Reporting subcontractor data is only required to first-tier subcontractors. The intent of this rule is for contractors to report all direct labor hours that were expended in carrying out the contracted services during the previous fiscal year. All the hours input into SAM should include the combined total of the number of direct labor hours the contractor expended in carrying out the contracted services as well as the number of direct labor hours the contractor’s subcontractor expended.

About Redstone GCI

Redstone GCI Consultants are a team of the most senior industry veterans and the brightest new talent in the industry. Many have held senior government positions including leadership roles in the DCAA. Our new talents bring significant accounting and software experience along with fresh perspectives, inspiration, and energy to our team. Through our leadership and combined experience, we provide a unique perspective, bringing both government and contractor proficiencies to bear and ensuring rock-solid government compliance for our clients.

Contact Us for a Consultation

Written by Colby Goode

Colby Goode Colby Goode is a Compliance Consultant with Redstone Government Consulting, Inc. based in our firm’s Huntsville office. Colby supports our government compliance group in an analyst capacity working with our managers and directors in the delivery of projects. His role includes preparing incurred cost proposals, assisting with pre and post award accounting system audits and preparation, data modelling and analysis related to indirect rates and forward pricing budgets. He also works with other team members to assist clients with statutory and regulatory advisory services. Professional Experience Colby began his career working in the Accounting Department at Auburn’s School of Pharmacy before he transitioned into public accounting. Prior to joining Redstone GCI, Colby worked for several years at a CPA firm where he performed financial statement audits, state and federal taxation, and accounting services for businesses operating in a variety of industries. Colby’s in-depth knowledge of Generally Accepted Accounting Principles and his experience in audit and tax is a valuable addition to our team. Education Colby has his B.S in Accounting from Auburn University where he graduated Cum Laude. Colby is currently sitting for the CPA Exam and expects to be licensed by Spring 2022.

About Redstone GCI

Redstone Government Consultants are a team of the most senior industry veterans and the brightest new talent in the industry.

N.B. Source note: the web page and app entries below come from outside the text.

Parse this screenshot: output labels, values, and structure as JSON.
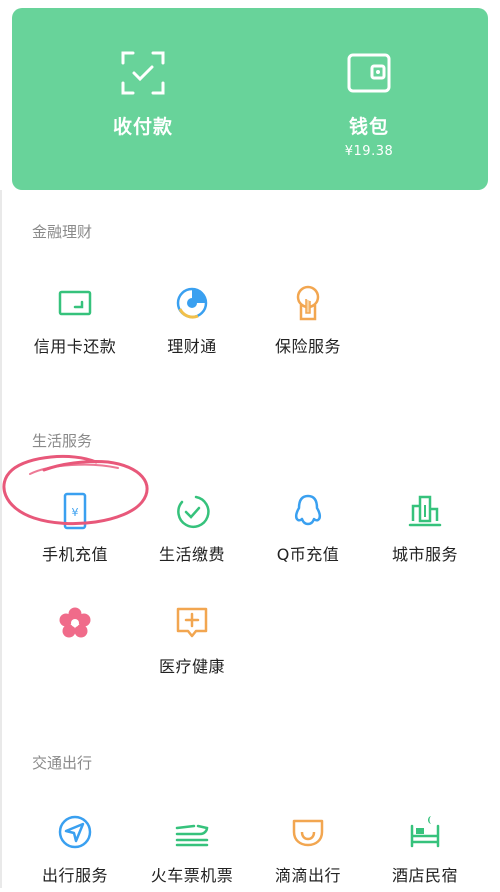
{
  "top_card": {
    "pay": {
      "label": "收付款",
      "icon": "scan-pay-icon"
    },
    "wallet": {
      "label": "钱包",
      "balance": "¥19.38",
      "icon": "wallet-icon"
    }
  },
  "finance": {
    "title": "金融理财",
    "items": [
      {
        "label": "信用卡还款",
        "icon": "credit-card-icon"
      },
      {
        "label": "理财通",
        "icon": "wealth-icon"
      },
      {
        "label": "保险服务",
        "icon": "insurance-icon"
      }
    ]
  },
  "life": {
    "title": "生活服务",
    "items": [
      {
        "label": "手机充值",
        "icon": "phone-icon"
      },
      {
        "label": "生活缴费",
        "icon": "utility-icon"
      },
      {
        "label": "Q币充值",
        "icon": "qq-icon"
      },
      {
        "label": "城市服务",
        "icon": "city-icon"
      },
      {
        "label": "",
        "icon": "flower-icon"
      },
      {
        "label": "医疗健康",
        "icon": "medical-icon"
      }
    ]
  },
  "transport": {
    "title": "交通出行",
    "items": [
      {
        "label": "出行服务",
        "icon": "navigation-icon"
      },
      {
        "label": "火车票机票",
        "icon": "train-icon"
      },
      {
        "label": "滴滴出行",
        "icon": "didi-icon"
      },
      {
        "label": "酒店民宿",
        "icon": "hotel-icon"
      }
    ]
  },
  "colors": {
    "card": "#68D39A",
    "green": "#36C27C",
    "blue": "#3AA0F0",
    "orange": "#F2A650",
    "pink": "#F06B8A",
    "annotation": "#E8587A"
  }
}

Many have held senior government positions including leadership roles in the DCAA. Our new talents bring significant accounting and software experience along with fresh perspectives, inspiration and energy to our team. Through our leadership and combined experience, we provide a unique perspective, bringing both government and contractor proficiencies to bear and ensuring rock-solid government compliance for our clients.

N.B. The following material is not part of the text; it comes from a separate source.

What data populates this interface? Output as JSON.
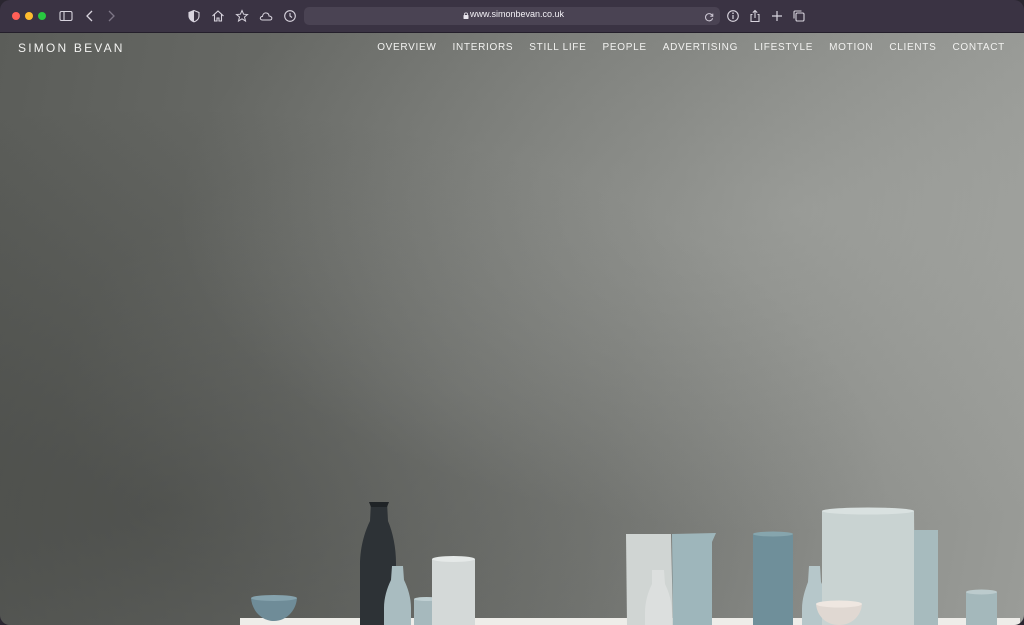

Topics: Compliant Accounting Infrastructure, Small Business Compliance, Contracts Administration, Defense Contractors, Government Compliance Training, DFARS Business Systems, Cost-Type Contracts, DCAA Audit Support, System Award Management (SAM), Government Regulations